- [What is required]:
What is needed here is a faithful repeat of every entry, with no character changed.

- [Given data]:
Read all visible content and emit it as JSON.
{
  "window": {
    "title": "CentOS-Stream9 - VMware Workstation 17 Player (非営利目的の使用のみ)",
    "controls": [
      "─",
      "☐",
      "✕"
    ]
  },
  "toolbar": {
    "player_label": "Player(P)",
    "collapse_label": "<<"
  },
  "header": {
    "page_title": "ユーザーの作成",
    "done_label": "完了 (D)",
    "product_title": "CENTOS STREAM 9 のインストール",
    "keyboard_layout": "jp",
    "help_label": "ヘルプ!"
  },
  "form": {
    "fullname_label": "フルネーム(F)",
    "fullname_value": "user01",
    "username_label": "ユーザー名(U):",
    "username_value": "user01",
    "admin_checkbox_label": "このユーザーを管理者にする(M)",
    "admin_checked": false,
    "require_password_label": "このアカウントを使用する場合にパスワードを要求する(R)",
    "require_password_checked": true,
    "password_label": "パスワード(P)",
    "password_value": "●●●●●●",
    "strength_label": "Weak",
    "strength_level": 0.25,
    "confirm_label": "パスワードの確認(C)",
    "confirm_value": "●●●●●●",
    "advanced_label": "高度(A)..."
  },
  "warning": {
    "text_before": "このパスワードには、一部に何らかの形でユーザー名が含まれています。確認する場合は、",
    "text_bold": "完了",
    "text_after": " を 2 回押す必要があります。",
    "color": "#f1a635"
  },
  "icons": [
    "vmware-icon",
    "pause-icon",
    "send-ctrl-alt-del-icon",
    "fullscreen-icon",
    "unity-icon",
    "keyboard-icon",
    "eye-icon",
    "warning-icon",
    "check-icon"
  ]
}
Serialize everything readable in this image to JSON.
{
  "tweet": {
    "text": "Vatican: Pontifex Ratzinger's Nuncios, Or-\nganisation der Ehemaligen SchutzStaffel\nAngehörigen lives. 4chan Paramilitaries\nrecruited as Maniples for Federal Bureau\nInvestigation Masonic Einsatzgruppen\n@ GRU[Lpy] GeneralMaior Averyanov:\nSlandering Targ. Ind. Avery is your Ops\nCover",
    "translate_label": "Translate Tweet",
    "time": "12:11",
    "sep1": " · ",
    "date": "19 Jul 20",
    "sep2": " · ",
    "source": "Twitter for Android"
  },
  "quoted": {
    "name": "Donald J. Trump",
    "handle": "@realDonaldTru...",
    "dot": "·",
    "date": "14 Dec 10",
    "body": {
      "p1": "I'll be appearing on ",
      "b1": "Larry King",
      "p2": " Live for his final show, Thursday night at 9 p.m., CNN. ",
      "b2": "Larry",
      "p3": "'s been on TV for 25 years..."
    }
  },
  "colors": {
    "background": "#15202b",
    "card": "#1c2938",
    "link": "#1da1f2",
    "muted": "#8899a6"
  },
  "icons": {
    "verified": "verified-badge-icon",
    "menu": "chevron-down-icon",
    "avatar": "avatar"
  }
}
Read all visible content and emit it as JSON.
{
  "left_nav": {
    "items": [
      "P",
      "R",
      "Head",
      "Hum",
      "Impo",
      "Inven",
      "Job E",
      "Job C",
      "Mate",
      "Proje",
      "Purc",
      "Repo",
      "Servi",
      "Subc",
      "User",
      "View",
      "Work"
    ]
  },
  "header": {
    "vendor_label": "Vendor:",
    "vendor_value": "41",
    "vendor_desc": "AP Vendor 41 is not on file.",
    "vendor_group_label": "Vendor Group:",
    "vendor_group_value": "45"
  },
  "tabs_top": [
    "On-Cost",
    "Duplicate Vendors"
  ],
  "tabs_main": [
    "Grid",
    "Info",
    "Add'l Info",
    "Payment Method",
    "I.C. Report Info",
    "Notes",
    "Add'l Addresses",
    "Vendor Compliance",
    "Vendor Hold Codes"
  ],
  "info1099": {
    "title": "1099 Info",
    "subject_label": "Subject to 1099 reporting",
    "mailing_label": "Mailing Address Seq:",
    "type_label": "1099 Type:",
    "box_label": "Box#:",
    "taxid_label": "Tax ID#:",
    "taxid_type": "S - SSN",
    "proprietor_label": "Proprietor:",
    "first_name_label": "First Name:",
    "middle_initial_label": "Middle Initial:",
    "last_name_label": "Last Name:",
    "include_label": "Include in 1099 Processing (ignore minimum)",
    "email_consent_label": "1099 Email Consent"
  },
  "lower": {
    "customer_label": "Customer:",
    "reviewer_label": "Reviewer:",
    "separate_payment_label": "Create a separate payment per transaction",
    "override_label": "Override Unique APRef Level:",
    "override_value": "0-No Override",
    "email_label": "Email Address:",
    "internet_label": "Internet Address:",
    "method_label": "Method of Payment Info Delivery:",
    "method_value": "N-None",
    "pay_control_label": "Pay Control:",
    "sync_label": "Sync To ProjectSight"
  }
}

- [Answer box]:
Read all visible content and emit it as JSON.
{
  "window": {
    "title": "CentOS-Stream9 - VMware Workstation 17 Player (非営利目的の使用のみ)",
    "controls": [
      "─",
      "☐",
      "✕"
    ]
  },
  "toolbar": {
    "player_label": "Player(P)",
    "collapse_label": "<<"
  },
  "header": {
    "page_title": "ユーザーの作成",
    "done_label": "完了 (D)",
    "product_title": "CENTOS STREAM 9 のインストール",
    "keyboard_layout": "jp",
    "help_label": "ヘルプ!"
  },
  "form": {
    "fullname_label": "フルネーム(F)",
    "fullname_value": "user01",
    "username_label": "ユーザー名(U):",
    "username_value": "user01",
    "admin_checkbox_label": "このユーザーを管理者にする(M)",
    "admin_checked": false,
    "require_password_label": "このアカウントを使用する場合にパスワードを要求する(R)",
    "require_password_checked": true,
    "password_label": "パスワード(P)",
    "password_value": "●●●●●●",
    "strength_label": "Weak",
    "strength_level": 0.25,
    "confirm_label": "パスワードの確認(C)",
    "confirm_value": "●●●●●●",
    "advanced_label": "高度(A)..."
  },
  "warning": {
    "text_before": "このパスワードには、一部に何らかの形でユーザー名が含まれています。確認する場合は、",
    "text_bold": "完了",
    "text_after": " を 2 回押す必要があります。",
    "color": "#f1a635"
  },
  "icons": [
    "vmware-icon",
    "pause-icon",
    "send-ctrl-alt-del-icon",
    "fullscreen-icon",
    "unity-icon",
    "keyboard-icon",
    "eye-icon",
    "warning-icon",
    "check-icon"
  ]
}
Serialize everything readable in this image to JSON.
{
  "tweet": {
    "text": "Vatican: Pontifex Ratzinger's Nuncios, Or-\nganisation der Ehemaligen SchutzStaffel\nAngehörigen lives. 4chan Paramilitaries\nrecruited as Maniples for Federal Bureau\nInvestigation Masonic Einsatzgruppen\n@ GRU[Lpy] GeneralMaior Averyanov:\nSlandering Targ. Ind. Avery is your Ops\nCover",
    "translate_label": "Translate Tweet",
    "time": "12:11",
    "sep1": " · ",
    "date": "19 Jul 20",
    "sep2": " · ",
    "source": "Twitter for Android"
  },
  "quoted": {
    "name": "Donald J. Trump",
    "handle": "@realDonaldTru...",
    "dot": "·",
    "date": "14 Dec 10",
    "body": {
      "p1": "I'll be appearing on ",
      "b1": "Larry King",
      "p2": " Live for his final show, Thursday night at 9 p.m., CNN. ",
      "b2": "Larry",
      "p3": "'s been on TV for 25 years..."
    }
  },
  "colors": {
    "background": "#15202b",
    "card": "#1c2938",
    "link": "#1da1f2",
    "muted": "#8899a6"
  },
  "icons": {
    "verified": "verified-badge-icon",
    "menu": "chevron-down-icon",
    "avatar": "avatar"
  }
}
Read all visible content and emit it as JSON.
{
  "left_nav": {
    "items": [
      "P",
      "R",
      "Head",
      "Hum",
      "Impo",
      "Inven",
      "Job E",
      "Job C",
      "Mate",
      "Proje",
      "Purc",
      "Repo",
      "Servi",
      "Subc",
      "User",
      "View",
      "Work"
    ]
  },
  "header": {
    "vendor_label": "Vendor:",
    "vendor_value": "41",
    "vendor_desc": "AP Vendor 41 is not on file.",
    "vendor_group_label": "Vendor Group:",
    "vendor_group_value": "45"
  },
  "tabs_top": [
    "On-Cost",
    "Duplicate Vendors"
  ],
  "tabs_main": [
    "Grid",
    "Info",
    "Add'l Info",
    "Payment Method",
    "I.C. Report Info",
    "Notes",
    "Add'l Addresses",
    "Vendor Compliance",
    "Vendor Hold Codes"
  ],
  "info1099": {
    "title": "1099 Info",
    "subject_label": "Subject to 1099 reporting",
    "mailing_label": "Mailing Address Seq:",
    "type_label": "1099 Type:",
    "box_label": "Box#:",
    "taxid_label": "Tax ID#:",
    "taxid_type": "S - SSN",
    "proprietor_label": "Proprietor:",
    "first_name_label": "First Name:",
    "middle_initial_label": "Middle Initial:",
    "last_name_label": "Last Name:",
    "include_label": "Include in 1099 Processing (ignore minimum)",
    "email_consent_label": "1099 Email Consent"
  },
  "lower": {
    "customer_label": "Customer:",
    "reviewer_label": "Reviewer:",
    "separate_payment_label": "Create a separate payment per transaction",
    "override_label": "Override Unique APRef Level:",
    "override_value": "0-No Override",
    "email_label": "Email Address:",
    "internet_label": "Internet Address:",
    "method_label": "Method of Payment Info Delivery:",
    "method_value": "N-None",
    "pay_control_label": "Pay Control:",
    "sync_label": "Sync To ProjectSight"
  }
}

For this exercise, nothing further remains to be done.